Referencing guides - learn how to reference properly
Find a guide to help you with your referencing
There are a number of different styles of referencing, including:
- OSCOLA (Oxford for law documents)
Each style of referencing has different rules for properly citing sources. These may be broadly divided into two categories:
- Author-date styles (such as APA, MLA, and Harvard) - with these, the author's name is quoted within the body of the text of the assignment, and more details are given in the footnotes.
- Documentary-note styles (such as Chicago and Oxford) - with these, the author's name is put in a footnote at the bottom of each page or an endnote at the end of the assignment.
In addition to the references, all sources are included in a list at the end which will either be a reference list or a bibliography. There's a subtle difference - reference lists (in MLA style these are called ;Works cited') include all the sources actually cited within the text of the assignment. Bibliographies however can include sources that are not directly cited in the work - for example, you might include books or journals that have inspired your ideas but which you did not cite directly.
So which style should you use? This is completely at the discretion of the University at which you're studying - and be aware that styles can differ from course to course (particularly between different subjects). Check with your university and find out which style they require you to use.
Here are guides to some of the most popular referencing styles.
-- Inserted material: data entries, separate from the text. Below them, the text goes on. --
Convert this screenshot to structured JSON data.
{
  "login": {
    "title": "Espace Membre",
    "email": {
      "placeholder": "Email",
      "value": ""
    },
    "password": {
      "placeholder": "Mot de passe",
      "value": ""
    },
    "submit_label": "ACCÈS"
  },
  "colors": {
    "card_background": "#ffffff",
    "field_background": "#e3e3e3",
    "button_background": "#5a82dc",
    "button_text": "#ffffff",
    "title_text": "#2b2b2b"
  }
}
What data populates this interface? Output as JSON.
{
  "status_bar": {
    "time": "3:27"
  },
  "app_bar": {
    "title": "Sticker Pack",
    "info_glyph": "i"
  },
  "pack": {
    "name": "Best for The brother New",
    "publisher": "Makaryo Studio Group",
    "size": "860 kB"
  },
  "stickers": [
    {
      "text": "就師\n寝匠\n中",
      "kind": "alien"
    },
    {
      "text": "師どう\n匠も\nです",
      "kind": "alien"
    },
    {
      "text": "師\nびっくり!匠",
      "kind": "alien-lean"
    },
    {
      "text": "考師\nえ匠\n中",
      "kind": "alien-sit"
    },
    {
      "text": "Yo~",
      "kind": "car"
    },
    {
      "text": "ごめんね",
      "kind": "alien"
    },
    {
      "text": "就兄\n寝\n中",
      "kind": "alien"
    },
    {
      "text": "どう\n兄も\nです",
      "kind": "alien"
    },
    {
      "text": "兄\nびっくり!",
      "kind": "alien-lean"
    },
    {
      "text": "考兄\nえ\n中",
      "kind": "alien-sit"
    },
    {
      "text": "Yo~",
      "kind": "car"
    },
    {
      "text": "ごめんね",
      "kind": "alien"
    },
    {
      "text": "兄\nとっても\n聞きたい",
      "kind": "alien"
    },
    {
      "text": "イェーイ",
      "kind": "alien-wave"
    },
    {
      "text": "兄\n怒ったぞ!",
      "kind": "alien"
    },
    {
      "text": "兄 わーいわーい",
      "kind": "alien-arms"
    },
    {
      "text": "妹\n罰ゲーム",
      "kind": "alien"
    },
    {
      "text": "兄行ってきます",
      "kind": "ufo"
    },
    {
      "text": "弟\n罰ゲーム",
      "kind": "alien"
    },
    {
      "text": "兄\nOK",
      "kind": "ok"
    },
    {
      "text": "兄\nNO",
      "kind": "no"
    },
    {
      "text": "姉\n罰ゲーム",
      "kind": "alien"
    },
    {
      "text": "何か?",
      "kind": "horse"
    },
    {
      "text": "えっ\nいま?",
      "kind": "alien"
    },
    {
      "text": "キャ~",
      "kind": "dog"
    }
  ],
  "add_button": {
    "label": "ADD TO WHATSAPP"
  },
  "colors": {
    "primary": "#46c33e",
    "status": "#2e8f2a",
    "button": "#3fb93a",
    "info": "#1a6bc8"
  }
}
It is advisable to check with your University or institution which style they prefer you to use - and be aware that this will vary from course to course in the same institution.
- Chicago author-date style referencing guide
- Chicago footnote style referencing guide
- Footnotes and endnotes referencing guide
- Harvard referencing guide